MATERIALS PROVIDED Start Marker
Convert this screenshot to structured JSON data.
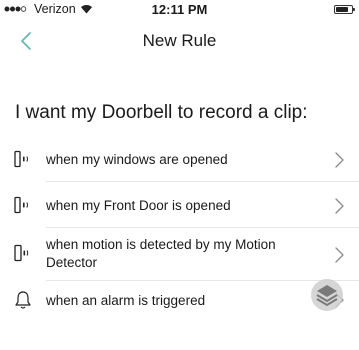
{
  "status_bar": {
    "carrier": "Verizon",
    "time": "12:11 PM",
    "signal_icon": "signal-dots-icon",
    "wifi_icon": "wifi-icon",
    "battery_icon": "battery-icon"
  },
  "nav": {
    "title": "New Rule",
    "back_icon": "chevron-left-icon"
  },
  "heading": "I want my Doorbell to record a clip:",
  "options": [
    {
      "label": "when my windows are opened",
      "icon": "contact-sensor-icon"
    },
    {
      "label": "when my Front Door is opened",
      "icon": "contact-sensor-icon"
    },
    {
      "label": "when motion is detected by my Motion Detector",
      "icon": "motion-sensor-icon"
    },
    {
      "label": "when an alarm is triggered",
      "icon": "bell-icon"
    }
  ],
  "colors": {
    "accent": "#5bb8b4",
    "text": "#1a1a1a",
    "divider": "#e6e6e6",
    "chevron": "#8a8a8a"
  }
}
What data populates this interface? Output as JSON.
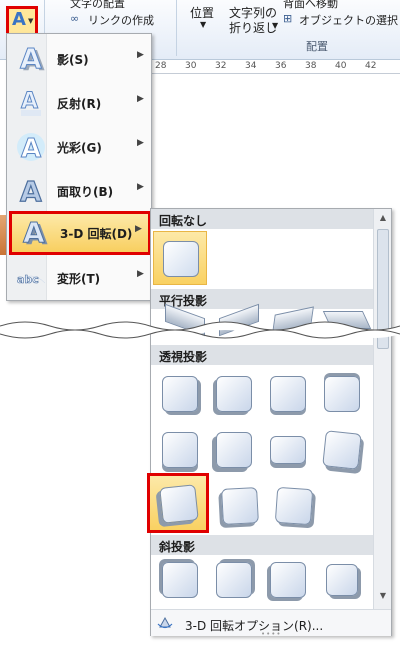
{
  "ribbon": {
    "top_left_text": "文字の配置",
    "link_text": "リンクの作成",
    "position_label": "位置",
    "wrap_label_line1": "文字列の",
    "wrap_label_line2": "折り返し",
    "bring_text": "背面へ移動",
    "select_objects_text": "オブジェクトの選択と表",
    "group_label": "配置"
  },
  "ruler": {
    "numbers": [
      "28",
      "30",
      "32",
      "34",
      "36",
      "38",
      "40",
      "42"
    ]
  },
  "menu": {
    "items": [
      {
        "label": "影(S)",
        "icon": "shadow-A-icon"
      },
      {
        "label": "反射(R)",
        "icon": "reflection-A-icon"
      },
      {
        "label": "光彩(G)",
        "icon": "glow-A-icon"
      },
      {
        "label": "面取り(B)",
        "icon": "bevel-A-icon"
      },
      {
        "label": "3-D 回転(D)",
        "icon": "3d-rotation-A-icon",
        "active": true
      },
      {
        "label": "変形(T)",
        "icon": "transform-abc-icon"
      }
    ]
  },
  "submenu": {
    "sections": [
      "回転なし",
      "平行投影",
      "透視投影",
      "斜投影"
    ],
    "footer": "3-D 回転オプション(R)..."
  }
}
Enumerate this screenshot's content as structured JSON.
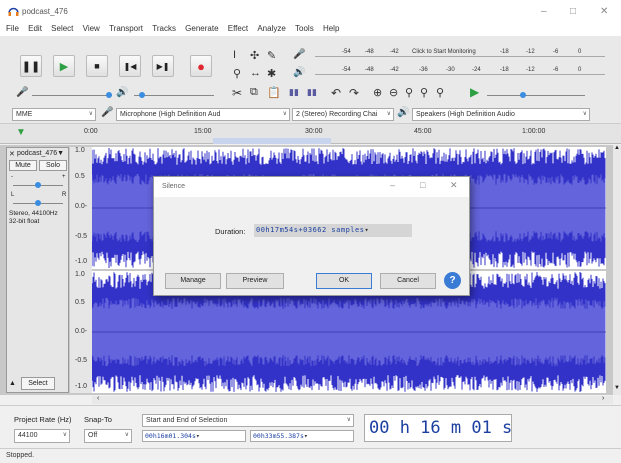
{
  "window": {
    "title": "podcast_476",
    "minimize": "–",
    "maximize": "□",
    "close": "✕"
  },
  "menu": [
    "File",
    "Edit",
    "Select",
    "View",
    "Transport",
    "Tracks",
    "Generate",
    "Effect",
    "Analyze",
    "Tools",
    "Help"
  ],
  "meters": {
    "record_label": "L R",
    "record_scale": [
      "-54",
      "-48",
      "-42",
      "Click to Start Monitoring",
      "-18",
      "-12",
      "-6",
      "0"
    ],
    "play_scale": [
      "-54",
      "-48",
      "-42",
      "-36",
      "-30",
      "-24",
      "-18",
      "-12",
      "-6",
      "0"
    ]
  },
  "devices": {
    "host": "MME",
    "mic": "Microphone (High Definition Aud",
    "channels": "2 (Stereo) Recording Chai",
    "speakers": "Speakers (High Definition Audio"
  },
  "timeline": {
    "ticks": [
      "0:00",
      "15:00",
      "30:00",
      "45:00",
      "1:00:00"
    ]
  },
  "track": {
    "name": "podcast_476▼",
    "mute": "Mute",
    "solo": "Solo",
    "gain_minus": "-",
    "gain_plus": "+",
    "pan_l": "L",
    "pan_r": "R",
    "info": "Stereo, 44100Hz\n32-bit float",
    "select": "Select",
    "scale": [
      "1.0",
      "0.5",
      "0.0-",
      "-0.5",
      "-1.0",
      "1.0",
      "0.5",
      "0.0-",
      "-0.5",
      "-1.0"
    ]
  },
  "dialog": {
    "title": "Silence",
    "duration_label": "Duration:",
    "duration_value": "00h17m54s+03662 samples",
    "manage": "Manage",
    "preview": "Preview",
    "ok": "OK",
    "cancel": "Cancel",
    "help": "?"
  },
  "selection": {
    "rate_label": "Project Rate (Hz)",
    "rate_value": "44100",
    "snap_label": "Snap-To",
    "snap_value": "Off",
    "mode": "Start and End of Selection",
    "start": "00h16m01.304s",
    "end": "00h33m55.387s",
    "big_time": "00 h 16 m 01 s"
  },
  "status": "Stopped.",
  "colors": {
    "wave": "#3232c8",
    "wave_light": "#6464dc",
    "wave_bg": "#ffffff",
    "play_green": "#2ea043",
    "record_red": "#e0262e"
  }
}
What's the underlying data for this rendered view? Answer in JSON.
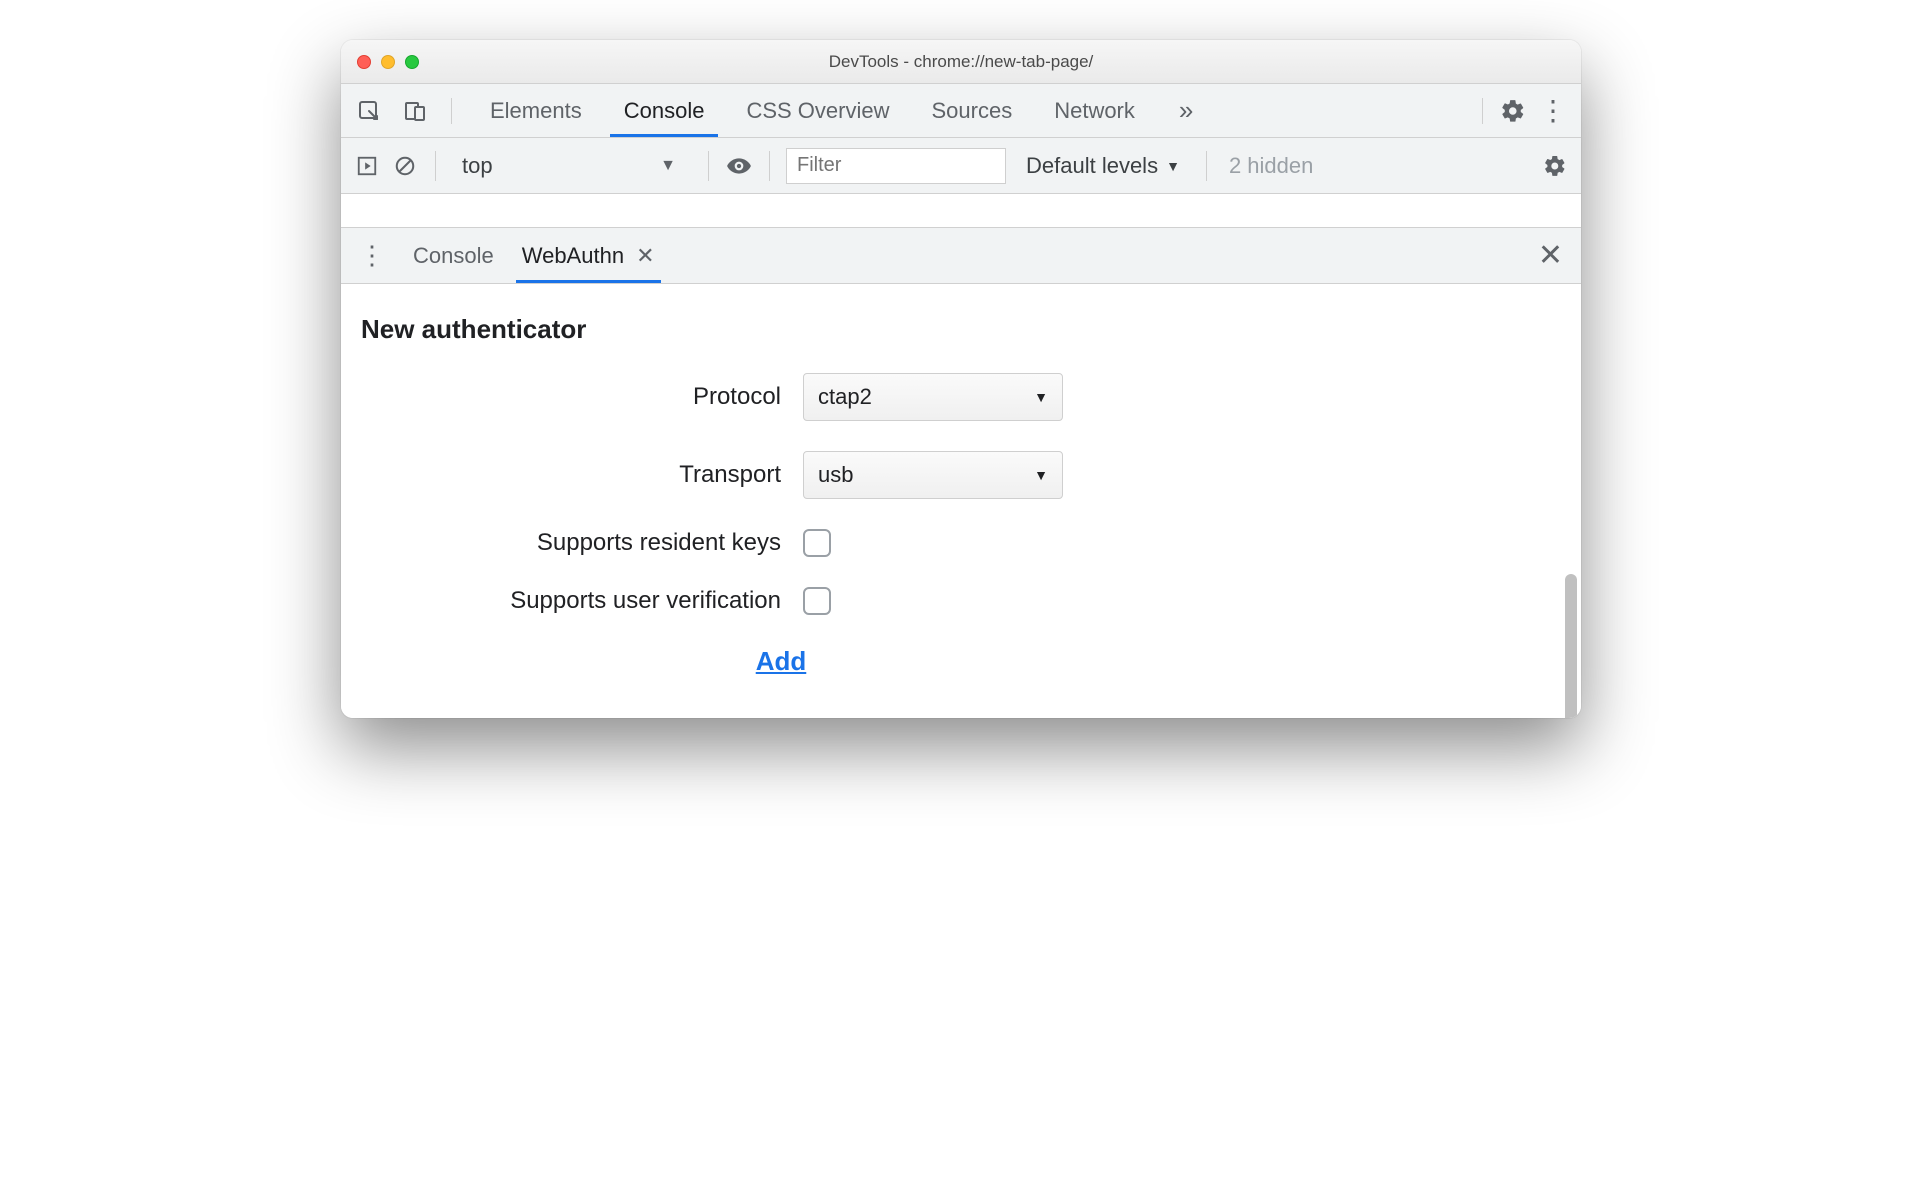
{
  "window": {
    "title": "DevTools - chrome://new-tab-page/"
  },
  "topTabs": {
    "items": [
      "Elements",
      "Console",
      "CSS Overview",
      "Sources",
      "Network"
    ],
    "activeIndex": 1
  },
  "consoleToolbar": {
    "context": "top",
    "filterPlaceholder": "Filter",
    "levels": "Default levels",
    "hidden": "2 hidden"
  },
  "drawer": {
    "tabs": [
      {
        "label": "Console",
        "closable": false
      },
      {
        "label": "WebAuthn",
        "closable": true
      }
    ],
    "activeIndex": 1
  },
  "webauthn": {
    "heading": "New authenticator",
    "protocolLabel": "Protocol",
    "protocolValue": "ctap2",
    "transportLabel": "Transport",
    "transportValue": "usb",
    "residentKeysLabel": "Supports resident keys",
    "residentKeysChecked": false,
    "userVerificationLabel": "Supports user verification",
    "userVerificationChecked": false,
    "addLabel": "Add"
  }
}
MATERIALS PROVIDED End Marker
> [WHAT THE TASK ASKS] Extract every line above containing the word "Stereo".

> [ANSWER BELOW]
    "channels": "2 (Stereo) Recording Chai",
    "info": "Stereo, 44100Hz\n32-bit float",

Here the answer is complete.